A) The Green Family Office has $100 of unrealized capital gains in its stock portfolio. Green decides in 2018 to reinvest those gains into an O-Fund that invests in P2, and it holds that investment for 10 years. Green is able to defer the tax it owes on its original $100 of capital gains until 2026. Further, the basis is increased by 15% (effectively reducing its $100 of taxable capital gains to $85). Thus, Green will owe $20 (23.8% of $85) of tax on its original capital gains when the bill finally comes due. In addition, since Green holds the O-Fund investment for at least 10 years, it owes no capital gains tax on the appreciation. Assuming that Green’s O-Fund investment grows 7% annually, the pre-tax value of the original investment in 2028 will be $196M and the after-tax value of the original $100 investment in 2028 will be $176.  Total tax bill : $20 (due in 2026).
B) By contrast, the Brown Family Office has has a similar $100 M of unrealized capital gains but they decide to realize and reinvest those gains in a traditional investment.
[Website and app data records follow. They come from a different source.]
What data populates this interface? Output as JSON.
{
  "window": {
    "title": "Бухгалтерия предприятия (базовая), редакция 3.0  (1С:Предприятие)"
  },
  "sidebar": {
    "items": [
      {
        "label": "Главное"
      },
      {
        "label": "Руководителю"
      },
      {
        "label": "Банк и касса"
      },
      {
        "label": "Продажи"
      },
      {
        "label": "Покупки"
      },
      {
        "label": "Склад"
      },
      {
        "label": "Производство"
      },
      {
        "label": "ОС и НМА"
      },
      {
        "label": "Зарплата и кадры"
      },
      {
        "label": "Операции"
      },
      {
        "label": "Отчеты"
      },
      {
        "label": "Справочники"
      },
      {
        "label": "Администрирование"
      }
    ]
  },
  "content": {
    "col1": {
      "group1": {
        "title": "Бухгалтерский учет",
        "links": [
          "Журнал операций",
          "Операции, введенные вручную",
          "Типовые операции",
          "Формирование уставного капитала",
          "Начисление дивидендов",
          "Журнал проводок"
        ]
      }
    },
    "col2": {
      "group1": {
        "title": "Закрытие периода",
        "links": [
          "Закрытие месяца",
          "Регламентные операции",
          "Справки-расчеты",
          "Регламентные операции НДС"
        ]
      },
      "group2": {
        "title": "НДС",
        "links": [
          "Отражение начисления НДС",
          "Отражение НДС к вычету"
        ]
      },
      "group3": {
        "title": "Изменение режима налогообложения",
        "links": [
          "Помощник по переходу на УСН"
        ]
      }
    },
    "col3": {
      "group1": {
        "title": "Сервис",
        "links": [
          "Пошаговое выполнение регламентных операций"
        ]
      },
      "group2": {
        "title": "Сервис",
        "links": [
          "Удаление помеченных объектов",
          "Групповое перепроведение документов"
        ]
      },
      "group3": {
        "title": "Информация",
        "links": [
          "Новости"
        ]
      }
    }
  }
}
First, in 2018, Brown pays $23.8M in capital gains, thus reducing their investable cash to $76.2M. They put this $76.2M into an investment bearing 7% annual gains and thus at the end of 10 years, in 2028, Brown has $149.9M, including a $73.7 capital gains. They pay tax on this gain of 23.8%, that is $17.5M, leaving them with after tax cash of $132M – which unfortunately is $44M less than Green’s cash. Total tax paid by Brown is $41.3M (23.8 of it in 2018).
The origin story of the concept is quite fascinating (linked articel from Forbes)
The Wall Street Journal has also reported extensively.


From the New York Times: The Treasury Department outlined new rules on Friday October 19th, 2018 stemming from the $1.5 trillion tax overhaul last year that are aimed at giving investors confidence to pour billions of dollars into distressed economic areas across the United States.

Investment banks, venture capitalists and real estate developers have been eagerly awaiting guidance for so-called opportunity zones, a sort of domestic tax haven that was created under the Republican tax bill that President Trump signed into law in December. The zones are devised to attract capital to urban, suburban and rural areas where investment has lagged after the Great Recession — like broad sections of Detroit and Stockton, Calif. — by allowing investors to avoid some taxes when they fund projects there.

The draft regulations, which will be subject to 60 days of public comment and most likely completed next spring, would allow individuals, corporations and other types of businesses to invest in new opportunity funds. The funds could only be seeded by capital gains, such as the proceeds from selling a home or a share of stock at a profit. Ninety percent of a fund’s investments must be in qualified opportunity zones.

P2 Science, Inc.
4 Research Drive,

Woodbridge, CT 06525
Phone: +1 (855) 248-7676


© 2021 P2 Science, Inc. All Rights Reserved.